History of St Stephens House Oxford

History

St Stephen’s House was founded in 1876 by members of the Tractarian or Oxford Movement and has stood, ever since, in the catholic tradition of the Church of England.

The college’s principal founder was Edward King, then Regius Professor of Pastoral Theology in the University of Oxford, and later Bishop of Lincoln. King has been acclaimed as one of the outstandingly holy men of his age, and exercised considerable influence on the early life of the college.

Associated with King were:

  • William Bright, Regius Professor of Ecclesiastical History and a great scholar;
  • Edward Talbot, Warden of Keble College and subsequently Bishop of Winchester;
  • Edwin Palmer, Professor of Latin and Archdeacon of Oxford;
  • Edward Woollcombe, a Fellow of Balliol College, Oxford, with a great interest in and support for the missionary movement;
  • John Wordsworth, Chaplain of Brasenose College; and,
  • Henry Scott Holland, then senior fellow at Christ Church and one of the leading figures in the development of the Christian social teaching of the time.

Initially, the college was situated near the centre of Oxford, where the New Bodleian Library now stands. From 1919, the House had a site in Norham Gardens, near to the University Parks.
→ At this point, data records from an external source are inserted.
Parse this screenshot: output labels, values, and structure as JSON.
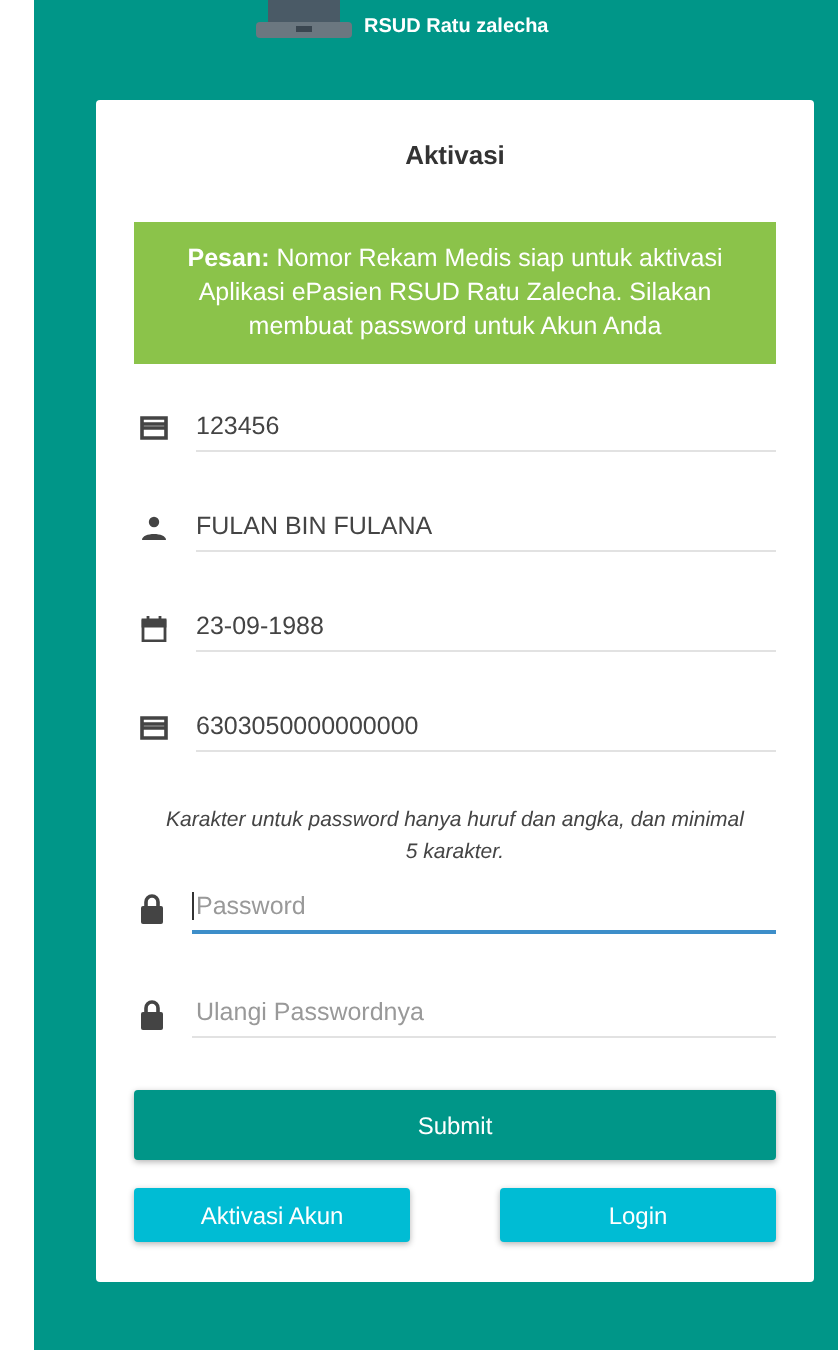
{
  "header": {
    "subtitle": "RSUD Ratu zalecha"
  },
  "card": {
    "title": "Aktivasi",
    "message": "**Pesan:** Nomor Rekam Medis siap untuk aktivasi Aplikasi ePasien RSUD Ratu Zalecha. Silakan membuat password untuk Akun Anda",
    "fields": [
      {
        "kind": "card",
        "value": "123456",
        "focused": false
      },
      {
        "kind": "person",
        "value": "FULAN BIN FULANA",
        "focused": false
      },
      {
        "kind": "calendar",
        "value": "23-09-1988",
        "focused": false
      },
      {
        "kind": "card",
        "value": "6303050000000000",
        "focused": false
      }
    ],
    "hint": "Karakter untuk password hanya huruf dan angka, dan minimal 5 karakter.",
    "password_fields": [
      {
        "kind": "lock",
        "placeholder": "Password",
        "focused": true
      },
      {
        "kind": "lock",
        "placeholder": "Ulangi Passwordnya",
        "focused": false
      }
    ],
    "submit": "Submit",
    "buttons": [
      "Aktivasi Akun",
      "Login"
    ]
  }
}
In 1980, the college moved to its current site, the former monastery of the Society of St John the Evangelist (also known as the Cowley Fathers), founded by Richard Meux Benson. The college buildings were designed by the famous Victorian architect George Frederick Bodley, and include a magnificent neo-Gothic church. As well as serving its core purpose as the college church, the building has also become a thriving concert venue under the name of SJE Arts.

The House motto is ‘Video caelos apertos’ (‘I see the heavens opened’), St Stephen’s words from Acts 7:56.